The Radha Damodar temple in SuriAmit Guha
- The Radha Damodar temple in Suri, Birbhum, about 40km north of Santiniketan. This 18th Century temple has a facade filled with rich sculpture and very refined and interesting panels. But what’s unusual is that it’s faced not with brick but with a soft, local laterite called phulpathor that is found only on temples in Birbhum, such as in the group of temples at Gonpur.
My upcoming book is aimed at raising awareness about Bengali architecture
Amit with his wife Bidisha and their daughter VaidehiAmit Guha
What’s next for you in this pursuit of your passion? Most of my free time is taken up in studying and writing about art history. I’ve just completed the manuscript of a book on the terracotta architecture of Bengal (to be published in 2023-24).
The book is aimed at raising awareness about Bengali architecture and the need for conservation, and to help tourists plan visits to see terracotta temples.
I’d definitely like to continue and expand my research in Bengal’s art and architecture.

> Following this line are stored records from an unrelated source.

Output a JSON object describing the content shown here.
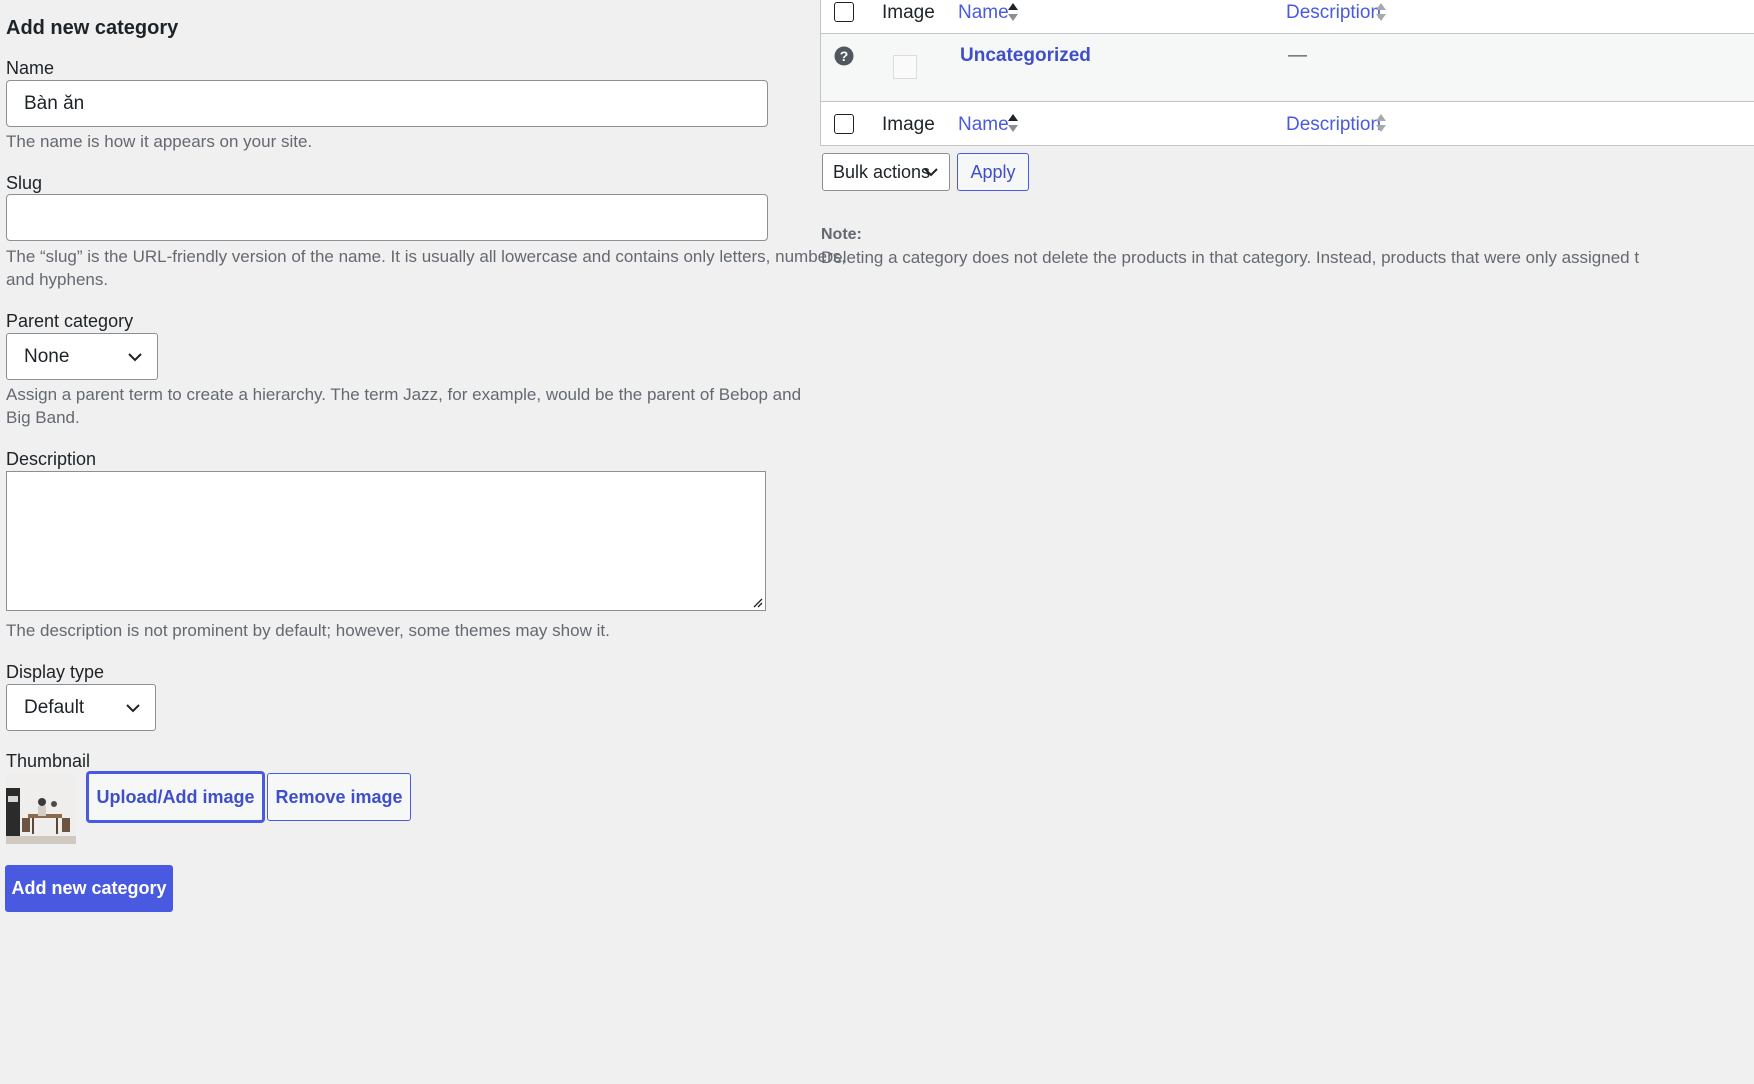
{
  "form": {
    "heading": "Add new category",
    "name_label": "Name",
    "name_value": "Bàn ăn",
    "name_help": "The name is how it appears on your site.",
    "slug_label": "Slug",
    "slug_value": "",
    "slug_help_line1": "The “slug” is the URL-friendly version of the name. It is usually all lowercase and contains only letters, numbers,",
    "slug_help_line2": "and hyphens.",
    "parent_label": "Parent category",
    "parent_value": "None",
    "parent_help_line1": "Assign a parent term to create a hierarchy. The term Jazz, for example, would be the parent of Bebop and",
    "parent_help_line2": "Big Band.",
    "description_label": "Description",
    "description_value": "",
    "description_help": "The description is not prominent by default; however, some themes may show it.",
    "display_type_label": "Display type",
    "display_type_value": "Default",
    "thumbnail_label": "Thumbnail",
    "upload_button": "Upload/Add image",
    "remove_button": "Remove image",
    "submit_button": "Add new category"
  },
  "table": {
    "columns": {
      "image": "Image",
      "name": "Name",
      "description": "Description"
    },
    "rows": [
      {
        "name": "Uncategorized",
        "description": "—"
      }
    ],
    "bulk_actions": "Bulk actions",
    "apply_button": "Apply"
  },
  "note": {
    "title": "Note:",
    "text": "Deleting a category does not delete the products in that category. Instead, products that were only assigned t"
  },
  "colors": {
    "accent": "#4a5ae0",
    "background": "#f0f0f1",
    "help_text": "#646970"
  }
}
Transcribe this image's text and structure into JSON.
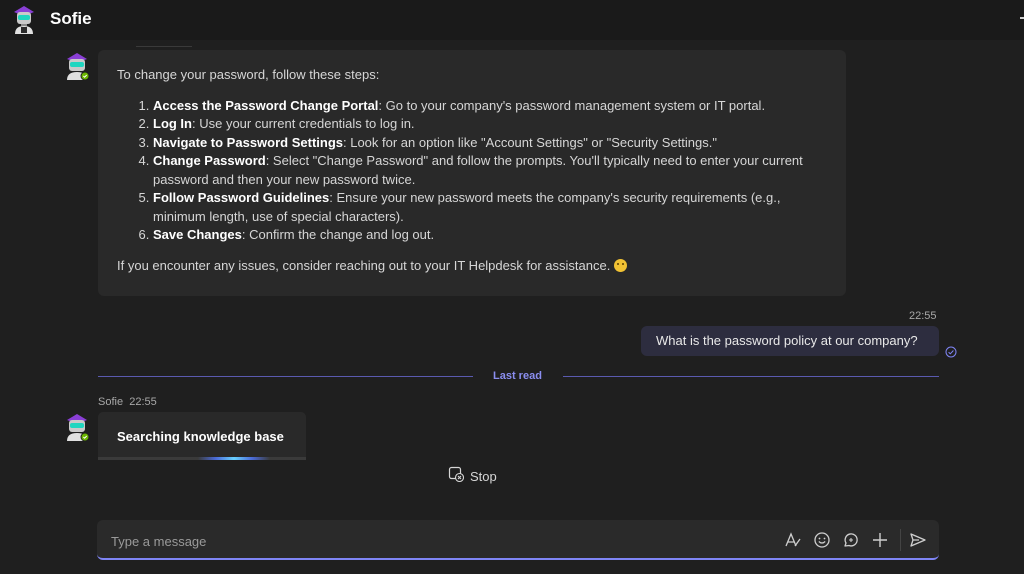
{
  "header": {
    "title": "Sofie"
  },
  "messages": {
    "bot_intro": "To change your password, follow these steps:",
    "steps": [
      {
        "bold": "Access the Password Change Portal",
        "text": ": Go to your company's password management system or IT portal."
      },
      {
        "bold": "Log In",
        "text": ": Use your current credentials to log in."
      },
      {
        "bold": "Navigate to Password Settings",
        "text": ": Look for an option like \"Account Settings\" or \"Security Settings.\""
      },
      {
        "bold": "Change Password",
        "text": ": Select \"Change Password\" and follow the prompts. You'll typically need to enter your current password and then your new password twice."
      },
      {
        "bold": "Follow Password Guidelines",
        "text": ": Ensure your new password meets the company's security requirements (e.g., minimum length, use of special characters)."
      },
      {
        "bold": "Save Changes",
        "text": ": Confirm the change and log out."
      }
    ],
    "bot_outro": "If you encounter any issues, consider reaching out to your IT Helpdesk for assistance.",
    "user_time": "22:55",
    "user_text": "What is the password policy at our company?",
    "last_read_label": "Last read",
    "sender_name": "Sofie",
    "sender_time": "22:55",
    "searching_text": "Searching knowledge base",
    "stop_label": "Stop"
  },
  "composer": {
    "placeholder": "Type a message"
  },
  "icons": {
    "avatar": "robot-avatar-icon",
    "presence": "presence-available-icon",
    "read_receipt": "read-receipt-icon",
    "stop": "stop-icon",
    "format": "format-icon",
    "emoji": "emoji-icon",
    "loop": "loop-icon",
    "add": "plus-icon",
    "send": "send-icon"
  },
  "colors": {
    "accent": "#7f85f5",
    "presence": "#6bb700",
    "user_bubble": "#2d2d3f"
  }
}
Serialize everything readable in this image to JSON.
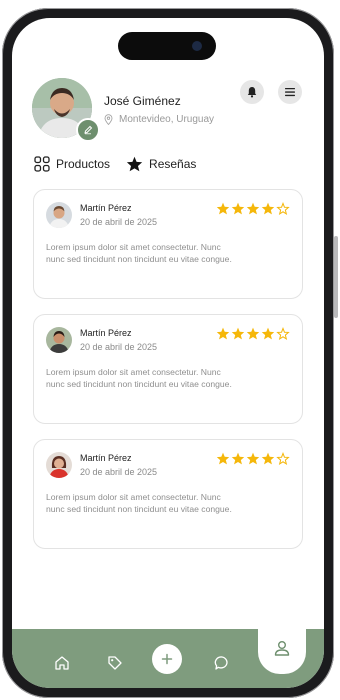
{
  "profile": {
    "name": "José Giménez",
    "location": "Montevideo, Uruguay"
  },
  "tabs": [
    {
      "label": "Productos",
      "icon": "grid-icon"
    },
    {
      "label": "Reseñas",
      "icon": "star-icon",
      "active": true
    }
  ],
  "reviews": [
    {
      "author": "Martín Pérez",
      "date": "20 de abril de 2025",
      "rating": 4,
      "max": 5,
      "text": "Lorem ipsum dolor sit amet consectetur. Nunc nunc sed tincidunt non tincidunt eu vitae congue."
    },
    {
      "author": "Martín Pérez",
      "date": "20 de abril de 2025",
      "rating": 4,
      "max": 5,
      "text": "Lorem ipsum dolor sit amet consectetur. Nunc nunc sed tincidunt non tincidunt eu vitae congue."
    },
    {
      "author": "Martín Pérez",
      "date": "20 de abril de 2025",
      "rating": 4,
      "max": 5,
      "text": "Lorem ipsum dolor sit amet consectetur. Nunc nunc sed tincidunt non tincidunt eu vitae congue."
    }
  ],
  "nav": [
    "home-icon",
    "tag-icon",
    "plus-icon",
    "chat-icon",
    "user-icon"
  ],
  "colors": {
    "accent": "#7f9c7e",
    "star": "#f5b70a",
    "text": "#222222",
    "muted": "#8f8f8f"
  }
}
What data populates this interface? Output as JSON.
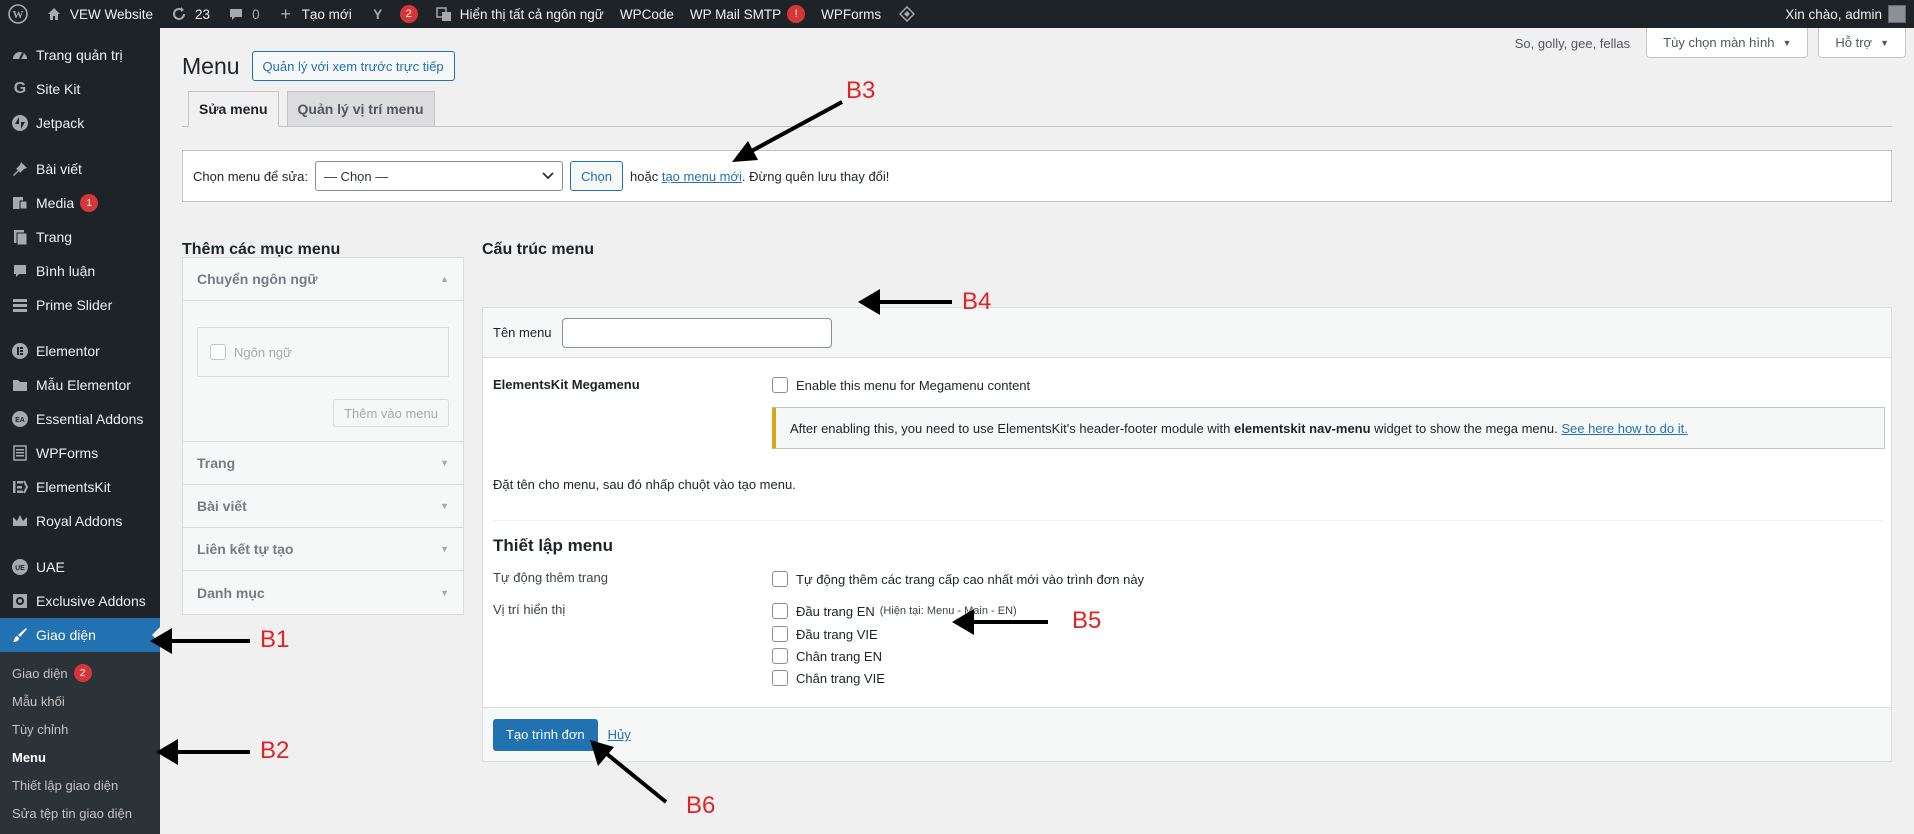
{
  "adminbar": {
    "site_name": "VEW Website",
    "updates_count": "23",
    "comments_count": "0",
    "new_label": "Tạo mới",
    "yoast_count": "2",
    "lang_label": "Hiển thị tất cả ngôn ngữ",
    "wpcode_label": "WPCode",
    "smtp_label": "WP Mail SMTP",
    "smtp_alert": "!",
    "wpforms_label": "WPForms",
    "greeting": "Xin chào, admin"
  },
  "sidebar": {
    "items": [
      {
        "label": "Trang quản trị",
        "icon": "dashboard-icon"
      },
      {
        "label": "Site Kit",
        "icon": "google-icon"
      },
      {
        "label": "Jetpack",
        "icon": "jetpack-icon"
      },
      {
        "label": "Bài viết",
        "icon": "pin-icon"
      },
      {
        "label": "Media",
        "icon": "media-icon",
        "badge": "1"
      },
      {
        "label": "Trang",
        "icon": "page-icon"
      },
      {
        "label": "Bình luận",
        "icon": "comment-icon"
      },
      {
        "label": "Prime Slider",
        "icon": "slider-icon"
      },
      {
        "label": "Elementor",
        "icon": "elementor-icon"
      },
      {
        "label": "Mẫu Elementor",
        "icon": "folder-icon"
      },
      {
        "label": "Essential Addons",
        "icon": "ea-icon"
      },
      {
        "label": "WPForms",
        "icon": "forms-icon"
      },
      {
        "label": "ElementsKit",
        "icon": "ekit-icon"
      },
      {
        "label": "Royal Addons",
        "icon": "crown-icon"
      },
      {
        "label": "UAE",
        "icon": "uae-icon"
      },
      {
        "label": "Exclusive Addons",
        "icon": "exclusive-icon"
      },
      {
        "label": "Giao diện",
        "icon": "brush-icon"
      }
    ],
    "submenu": [
      {
        "label": "Giao diện",
        "badge": "2"
      },
      {
        "label": "Mẫu khối"
      },
      {
        "label": "Tùy chỉnh"
      },
      {
        "label": "Menu"
      },
      {
        "label": "Thiết lập giao diện"
      },
      {
        "label": "Sửa tệp tin giao diện"
      }
    ]
  },
  "header": {
    "title": "Menu",
    "live_preview": "Quản lý với xem trước trực tiếp",
    "howdy": "So, golly, gee, fellas",
    "screen_options": "Tùy chọn màn hình",
    "help": "Hỗ trợ"
  },
  "tabs": [
    "Sửa menu",
    "Quản lý vị trí menu"
  ],
  "select_menu": {
    "label": "Chọn menu để sửa:",
    "selected": "— Chọn —",
    "button": "Chọn",
    "or": "hoặc",
    "create_link": "tạo menu mới",
    "remember": ". Đừng quên lưu thay đổi!"
  },
  "add_items": {
    "heading": "Thêm các mục menu",
    "sections": [
      "Chuyển ngôn ngữ",
      "Trang",
      "Bài viết",
      "Liên kết tự tạo",
      "Danh mục"
    ],
    "language_checkbox": "Ngôn ngữ",
    "add_button": "Thêm vào menu"
  },
  "structure": {
    "heading": "Cấu trúc menu",
    "name_label": "Tên menu",
    "name_value": "",
    "megamenu_label": "ElementsKit Megamenu",
    "megamenu_checkbox": "Enable this menu for Megamenu content",
    "notice_pre": "After enabling this, you need to use ElementsKit's header-footer module with ",
    "notice_bold": "elementskit nav-menu",
    "notice_post": " widget to show the mega menu. ",
    "notice_link": "See here how to do it.",
    "hint": "Đặt tên cho menu, sau đó nhấp chuột vào tạo menu.",
    "settings_heading": "Thiết lập menu",
    "auto_add_label": "Tự động thêm trang",
    "auto_add_checkbox": "Tự động thêm các trang cấp cao nhất mới vào trình đơn này",
    "location_label": "Vị trí hiển thị",
    "locations": [
      {
        "label": "Đầu trang EN",
        "note": "(Hiện tại: Menu - Main - EN)"
      },
      {
        "label": "Đầu trang VIE",
        "note": ""
      },
      {
        "label": "Chân trang EN",
        "note": ""
      },
      {
        "label": "Chân trang VIE",
        "note": ""
      }
    ],
    "create_button": "Tạo trình đơn",
    "cancel_link": "Hủy"
  },
  "annotations": [
    "B1",
    "B2",
    "B3",
    "B4",
    "B5",
    "B6"
  ],
  "colors": {
    "accent": "#2271b1",
    "annotation": "#e02424",
    "sidebar": "#1d2327",
    "notice": "#dba617"
  }
}
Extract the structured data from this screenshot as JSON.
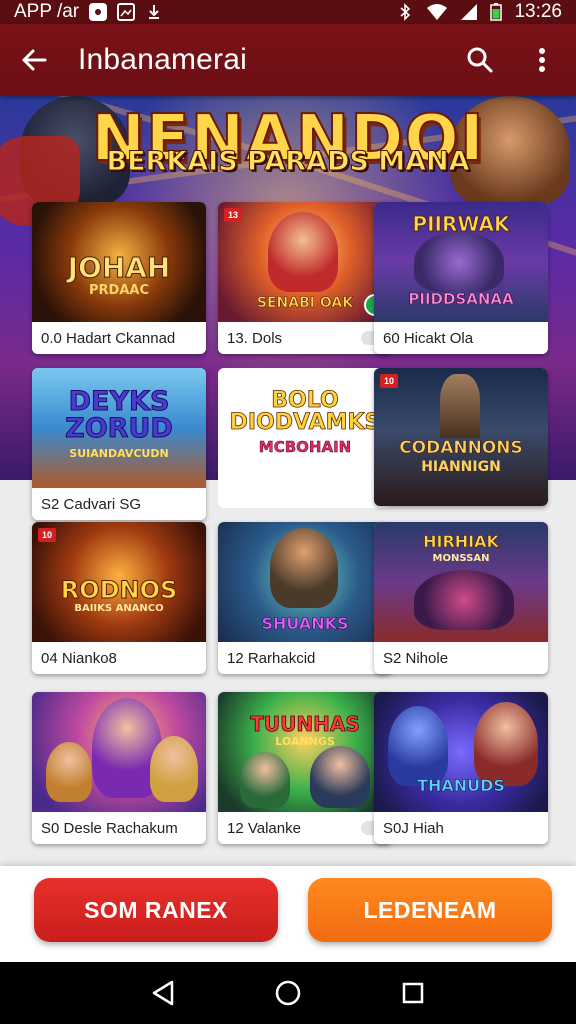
{
  "status_bar": {
    "app_label": "APP /ar",
    "time": "13:26"
  },
  "app_bar": {
    "title": "Inbanamerai"
  },
  "hero": {
    "title": "NENANDOI",
    "subtitle": "BERKAIS PARADS MANA"
  },
  "cards": [
    {
      "art_text": "JOHAH",
      "art_sub": "PRDAAC",
      "caption": "0.0 Hadart Ckannad"
    },
    {
      "art_text": "SENABI OAK",
      "caption": "13. Dols",
      "badge": "13"
    },
    {
      "art_text": "PIIRWAK",
      "art_sub": "PIIDDSANAA",
      "caption": "60 Hicakt Ola"
    },
    {
      "art_text": "DEYKS ZORUD",
      "art_sub": "SUIANDAVCUDN",
      "caption": "S2 Cadvari SG"
    },
    {
      "art_text": "BOLO DIODVAMKS",
      "art_sub": "MCBOHAIN"
    },
    {
      "art_text": "CODANNONS",
      "art_sub": "HIANNIGN",
      "badge": "10"
    },
    {
      "art_text": "RODNOS",
      "art_sub": "BAIIKS ANANCO",
      "caption": "04 Nianko8",
      "badge": "10"
    },
    {
      "art_text": "SHUANKS",
      "caption": "12 Rarhakcid"
    },
    {
      "art_text": "HIRHIAK",
      "art_sub": "MONSSAN",
      "caption": "S2 Nihole"
    },
    {
      "caption": "S0 Desle Rachakum"
    },
    {
      "art_text": "TUUNHAS",
      "art_sub": "LOANNGS",
      "caption": "12 Valanke"
    },
    {
      "art_text": "THANUDS",
      "caption": "S0J Hiah"
    }
  ],
  "buttons": {
    "primary": "SOM RANEX",
    "secondary": "LEDENEAM"
  },
  "colors": {
    "app_bar": "#7a1218",
    "primary_button": "#e02a26",
    "secondary_button": "#f57a18"
  },
  "icons": [
    "back-arrow-icon",
    "search-icon",
    "more-vert-icon",
    "nav-back-icon",
    "nav-home-icon",
    "nav-recents-icon"
  ]
}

I also feel there’s more to be discovered and re-evaluated about certain periods in the early history of Bengal – the post Pala-Sena Bengal Sultanate and Mughal Bengal – especially in light of Richard Eaton’s book India in the Persianate Age. Perhaps the topic of my second book!
Amit is a key part of organising community and cultural events for BHF across the year in both India and the UKTT archives
You have been a trustee and a member of the management committee at the Bengal Heritage Foundation (BHF) in London for more than a decade. Could you explain how BHF goes about promoting and preserving Bengal’s heritage?
I’ve been part of BHF since the very start of the organisation. We started it with the aim of promoting Bengal and all aspects of its heritage in the UK. We do this through cultural and community events such as Fagun Fest in spring, Rabindra Jayanti, football and cricket tournaments, annual commemoration of Dwarkanath Tagore and our flagship event, the Durga Puja at Ealing Town Hall, one of the largests pujas in Europe. We’ve also helped raise funds for social projects such as Amphan relief work in the Sunderbans and medical help in Kolkata during the pandemic, heritage projects such as the restoration of terracotta temples in Bengal and of Dwarkanath’s tomb in Kensal Green, London, and cultural projects such as the digitisation of Bengali theatre. We’re privileged to have long-standing, formal partnerships with the High Commission of India in London, the Nehru Centre, the British Deputy High Commission in Kolkata, and the British Council. All these organisations actively support our events in London.